Saturday, 23 June 2007
A Sickle Sweetly Swinging
Blue sky. Hot bright sunlight. Tall weeds, including some record-breaking thistles all covered in fist-like purple blossoms.
Conditions were perfect, so I got out the shiny bright curve of steel and peeled away the red plastic blade-cover.
It's sickle time, kiddies. Don't stand too close.
Sickles are primitive. They date back to the Sumerians 4,000 years ago at least. They're bright silver Letter C's mounted on a wooden handle, set at an angle. The people who study these things say sickles were superseded by scythes, the stand-up slicer made famous by The Grim Reaper ... you don't have to hunker down to use a scythe, but it's a lot easier to chop yourself in the ankles with one of those great grim blades.
A sickle is slower and harder on the lower back, and if I forget my gloves it will raise a blister just below my index finger. But it is graceful, quiet, and effective. It uses no fossil fuels or electricity. It's cheap and lightweight and easy to maintain. It doesn't take long to get the knack of swinging one, and once you catch on it's almost like dancing -- bent knees, back flat, and swinging from the shoulders with a wide curve of arm... WHOOSH. Knee-high weeds are sliced off, the thistles are leveled, swept forward and away with nary a sting. A twist of the wrist and my arm is a pendulum on the backswing, carrying ahead of it another swath of summer green. I can switch hands when one shoulder tires, and adjust my swing and angles to deal with tough stalks or nearby stones or embankments.
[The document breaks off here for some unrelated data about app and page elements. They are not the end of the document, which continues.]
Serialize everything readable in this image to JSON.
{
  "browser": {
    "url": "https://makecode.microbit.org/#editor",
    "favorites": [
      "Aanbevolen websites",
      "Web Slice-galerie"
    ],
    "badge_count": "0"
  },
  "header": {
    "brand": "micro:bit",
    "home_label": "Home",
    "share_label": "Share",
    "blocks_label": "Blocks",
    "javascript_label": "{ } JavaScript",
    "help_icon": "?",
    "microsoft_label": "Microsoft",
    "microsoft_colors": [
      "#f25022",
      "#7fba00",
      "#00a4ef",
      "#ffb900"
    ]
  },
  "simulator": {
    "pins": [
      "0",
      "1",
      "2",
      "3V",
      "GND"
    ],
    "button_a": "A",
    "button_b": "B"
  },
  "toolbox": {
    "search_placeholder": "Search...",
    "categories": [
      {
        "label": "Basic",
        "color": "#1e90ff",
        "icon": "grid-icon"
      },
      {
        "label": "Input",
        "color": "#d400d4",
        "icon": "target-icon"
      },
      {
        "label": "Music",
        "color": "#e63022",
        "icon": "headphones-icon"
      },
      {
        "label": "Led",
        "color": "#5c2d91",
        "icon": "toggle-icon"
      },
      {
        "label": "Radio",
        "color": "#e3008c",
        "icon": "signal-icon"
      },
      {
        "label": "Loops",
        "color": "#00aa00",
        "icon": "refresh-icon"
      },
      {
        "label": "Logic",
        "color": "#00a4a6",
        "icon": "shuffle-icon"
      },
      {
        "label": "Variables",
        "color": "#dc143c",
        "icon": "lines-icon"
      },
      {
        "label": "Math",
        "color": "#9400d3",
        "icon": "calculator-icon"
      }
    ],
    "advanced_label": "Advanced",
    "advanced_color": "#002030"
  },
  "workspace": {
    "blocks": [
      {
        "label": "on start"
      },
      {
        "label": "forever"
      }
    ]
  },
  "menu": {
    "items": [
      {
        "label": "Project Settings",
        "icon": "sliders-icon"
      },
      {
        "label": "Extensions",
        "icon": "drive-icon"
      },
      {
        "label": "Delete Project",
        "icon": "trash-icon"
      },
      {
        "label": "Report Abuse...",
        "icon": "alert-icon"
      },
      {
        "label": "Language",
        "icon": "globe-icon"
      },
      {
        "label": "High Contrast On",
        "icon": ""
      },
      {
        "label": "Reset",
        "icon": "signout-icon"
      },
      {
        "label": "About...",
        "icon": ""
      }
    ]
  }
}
I get into it. It's a feminine motion, but powerful, too. My body swings with the sickle, and the results are immediate and remarkable -- I cleared the waist-high overgrowth from the pathway outside our Bodega door in ten minutes' time. I cleared the low growth from around the walls, and more wilderness up top, where the chimney opens out. (We need to do some repairs before some hiker goes stomping round up there and breaks through and plummets to his doom the wine-dark cavern below!)
Sickles make me think of Ruth, a poor woman from a Bible story who followed behind the harvesters and picked up the wheat stalks the sickle-wielders missed. Her tale is all about gleaning and threshing and fertility and pastoral romance. She was a strong, brave woman, and it's implicit Ruth swung a mean sickle. And remember those great sickle-swinging Babushkas on the Soviet propaganda posters? Nobody messed with Ludmilla -- her great steel C was so powerful a symbol the Russkies put it on the national flag.
Sickles, like chickens and wheelbarrows and concrete mixers, are required appliances for living the life down here on the ground level, out on the perimeter. Buy one, keep it sharp, oil it now and then, and slip that red strip back on to keep the rust away and the kiddies safe. It will last a lifetime of summers.